ABOVE: A war memorial was installed in 1949 on the 5th Street side of the civic center.   During World War II, a watchtower was stationed on the roof of Memorial Hall.  (Photo, City of Huntington Beach archives)

  By the early 1970s,  the City departments were spread out into multiple buildings and planning began for the new Civic Center at Main Street and Yorktown Avenue where it remains today.  A decision was made to demolish the old civic center and redevelop the land as housing.

ABOVE: Demolition of the Old Civic Center, circa 1974, with apparent brick salvage.  (Photo, City of Huntington Beach archives)

ABOVE: Memorial Hall demolition, circa 1974, the eagles saved by some unknown hero.  Its unknown if someone saved the wings above the entrance.  (Photo, City of Huntington Beach archives)

   From 1945 to 1972, the City of Huntington Beach grew from its original 3.57 square miles to almost 28 square miles.  The City's population boomed from 11,000 in 1960 to 150,000 in 1974.  In a little over a decade, Huntington Beach had become the fastest growing city in the United States.

ABOVE: Civic Center construction at present-day Main Street and Yorktown, across from Huntington Beach High School, circa 1974.  (Photo, City of Huntington Beach archives)

   By 1968, the City purchased the new civic center site at Main Street and Mansion (Yorktown) Avenue, across from Huntington Beach High School.  The new city hall--designed by architect Kurt Meyer, who designed a number bank buildings in Los Angeles--opened its doors in 1974.  

   The dedication event featured bands from Huntington Beach and Marina high schools, the Edison High School drill team, and hostesses from the Orange Coast College stewardess trainees.  The dedication address was made by Robert H. Finch, Counselor to President Richard Nixon, with a presentation of keys to the building by the architect.

   Six years later, the paired eagles and plaques from the Old Civic Center quietly found their new home in the public works yard.

ABOVE: An aerial of the Old Civic Center, circa 1950, shows the building placement.  The city hall and Memorial Hall site is now condominiums.  The Triangle Park site is retained with the 1951 Main Street Library.  (Photo, City of Huntington Beach archives).

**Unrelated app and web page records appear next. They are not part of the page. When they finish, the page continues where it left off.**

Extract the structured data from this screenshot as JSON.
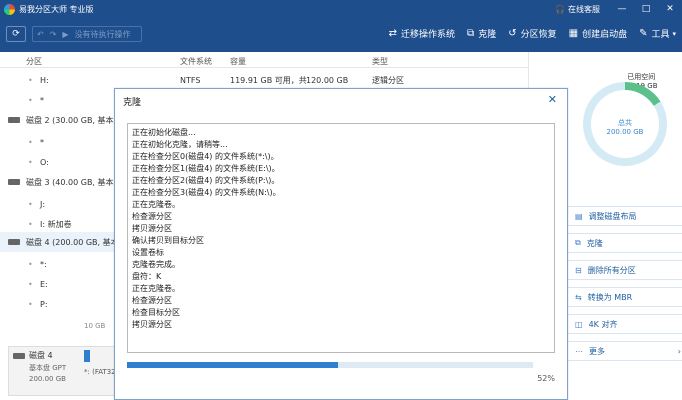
{
  "title_bar": {
    "app_title": "易我分区大师 专业版",
    "support_label": "在线客服",
    "window_controls": [
      "—",
      "□",
      "✕"
    ]
  },
  "toolbar": {
    "pending_label": "没有待执行操作",
    "items": [
      {
        "label": "迁移操作系统",
        "icon": "migrate-os-icon",
        "glyph": "⇄"
      },
      {
        "label": "克隆",
        "icon": "clone-icon",
        "glyph": "⧉"
      },
      {
        "label": "分区恢复",
        "icon": "recover-icon",
        "glyph": "↺"
      },
      {
        "label": "创建启动盘",
        "icon": "bootdisk-icon",
        "glyph": "▦"
      },
      {
        "label": "工具",
        "icon": "tools-icon",
        "glyph": "✎"
      }
    ]
  },
  "table": {
    "headers": [
      "分区",
      "文件系统",
      "容量",
      "类型"
    ],
    "rows": [
      {
        "name": "H:",
        "fs": "NTFS",
        "capacity": "119.91 GB 可用，共",
        "capacity2": "120.00 GB",
        "type": "逻辑分区"
      },
      {
        "name": "*",
        "fs": "",
        "capacity": "",
        "capacity2": "",
        "type": ""
      },
      {
        "name": "磁盘 2 (30.00 GB, 基本盘",
        "disk": true
      },
      {
        "name": "*",
        "fs": "",
        "capacity": "",
        "capacity2": "",
        "type": ""
      },
      {
        "name": "O:",
        "fs": "",
        "capacity": "",
        "capacity2": "",
        "type": ""
      },
      {
        "name": "磁盘 3 (40.00 GB, 基本盘",
        "disk": true
      },
      {
        "name": "J:",
        "fs": "",
        "capacity": "",
        "capacity2": "",
        "type": ""
      },
      {
        "name": "I: 新加卷",
        "fs": "",
        "capacity": "",
        "capacity2": "",
        "type": ""
      },
      {
        "name": "磁盘 4 (200.00 GB, 基本",
        "disk": true
      },
      {
        "name": "*:",
        "fs": "",
        "capacity": "",
        "capacity2": "",
        "type": ""
      },
      {
        "name": "E:",
        "fs": "",
        "capacity": "",
        "capacity2": "",
        "type": ""
      },
      {
        "name": "P:",
        "fs": "",
        "capacity": "",
        "capacity2": "",
        "type": ""
      }
    ],
    "bottom_size": "10 GB"
  },
  "bottom_disk": {
    "name": "磁盘 4",
    "type": "基本盘 GPT",
    "size": "200.00 GB",
    "partition": "*: (FAT32"
  },
  "right_panel": {
    "used_label": "已用空间",
    "used_value": "32.19 GB",
    "total_label": "总共",
    "total_value": "200.00 GB",
    "used_fraction": 0.16,
    "actions": [
      {
        "label": "调整磁盘布局",
        "icon": "layout-icon",
        "glyph": "▤"
      },
      {
        "label": "克隆",
        "icon": "clone-icon",
        "glyph": "⧉"
      },
      {
        "label": "删除所有分区",
        "icon": "delete-icon",
        "glyph": "⊟"
      },
      {
        "label": "转换为 MBR",
        "icon": "convert-icon",
        "glyph": "⇆"
      },
      {
        "label": "4K 对齐",
        "icon": "align-icon",
        "glyph": "◫"
      },
      {
        "label": "更多",
        "icon": "more-icon",
        "glyph": "⋯"
      }
    ]
  },
  "modal": {
    "title": "克隆",
    "log": [
      "正在初始化磁盘...",
      "正在初始化克隆，请稍等...",
      "正在检查分区0(磁盘4) 的文件系统(*:\\)。",
      "正在检查分区1(磁盘4) 的文件系统(E:\\)。",
      "正在检查分区2(磁盘4) 的文件系统(P:\\)。",
      "正在检查分区3(磁盘4) 的文件系统(N:\\)。",
      "正在克隆卷。",
      "检查源分区",
      "拷贝源分区",
      "确认拷贝到目标分区",
      "设置卷标",
      "克隆卷完成。",
      "盘符：K",
      "正在克隆卷。",
      "检查源分区",
      "检查目标分区",
      "拷贝源分区"
    ],
    "progress_fraction": 0.52,
    "percent_text": "52%"
  },
  "colors": {
    "titlebar": "#1f4e8c",
    "accent": "#2f7fd1",
    "used": "#5cc08a"
  }
}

Location: The monument to the Old Civic Center is located in the parking lot of the City of Huntington Beach public works corporation yard, 17371 Gothard Street, between Slater and Warner avenues.  It can be viewed during the days and hours the public works offices are open.

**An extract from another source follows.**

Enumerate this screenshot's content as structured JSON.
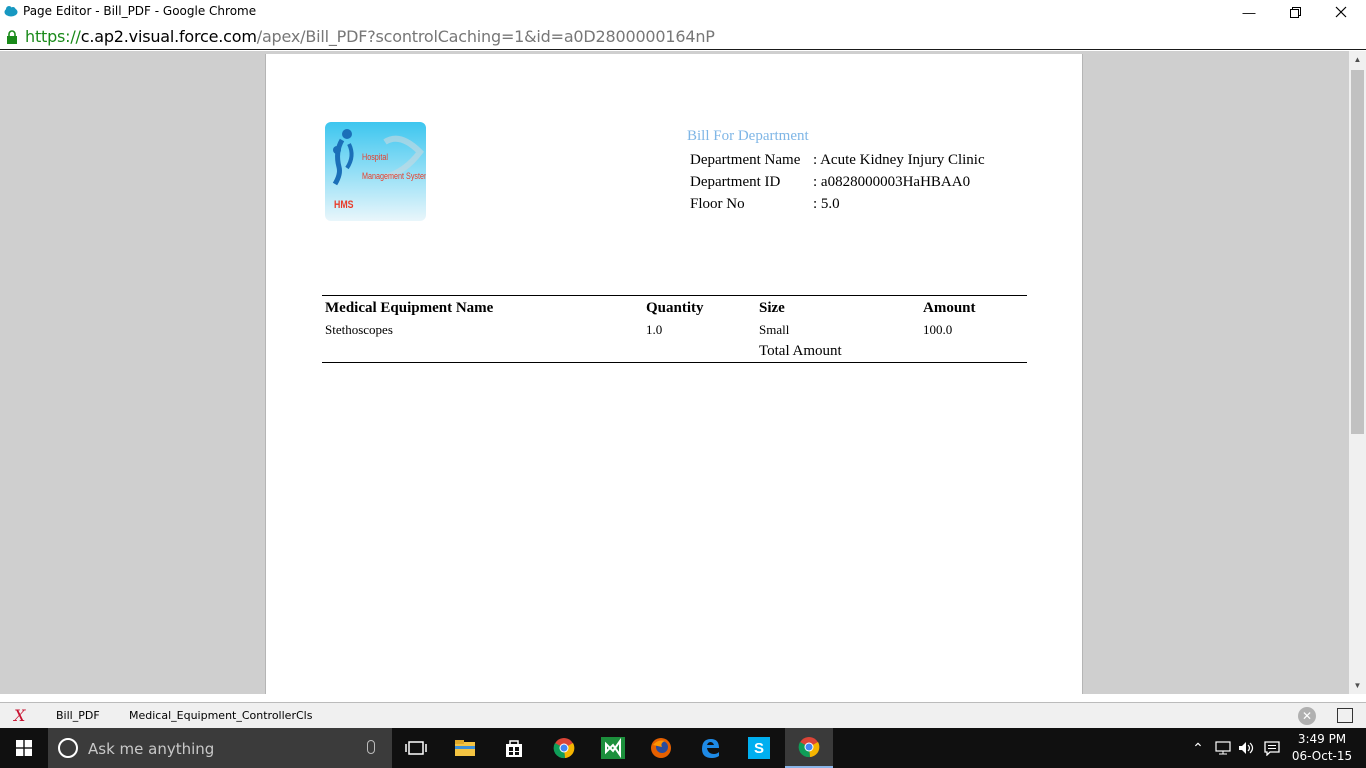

All rights reserved.  No part of the Historic Huntington Beach blog may be reproduced or duplicated without prior written permission from the author and publisher, M. Adams Urashima.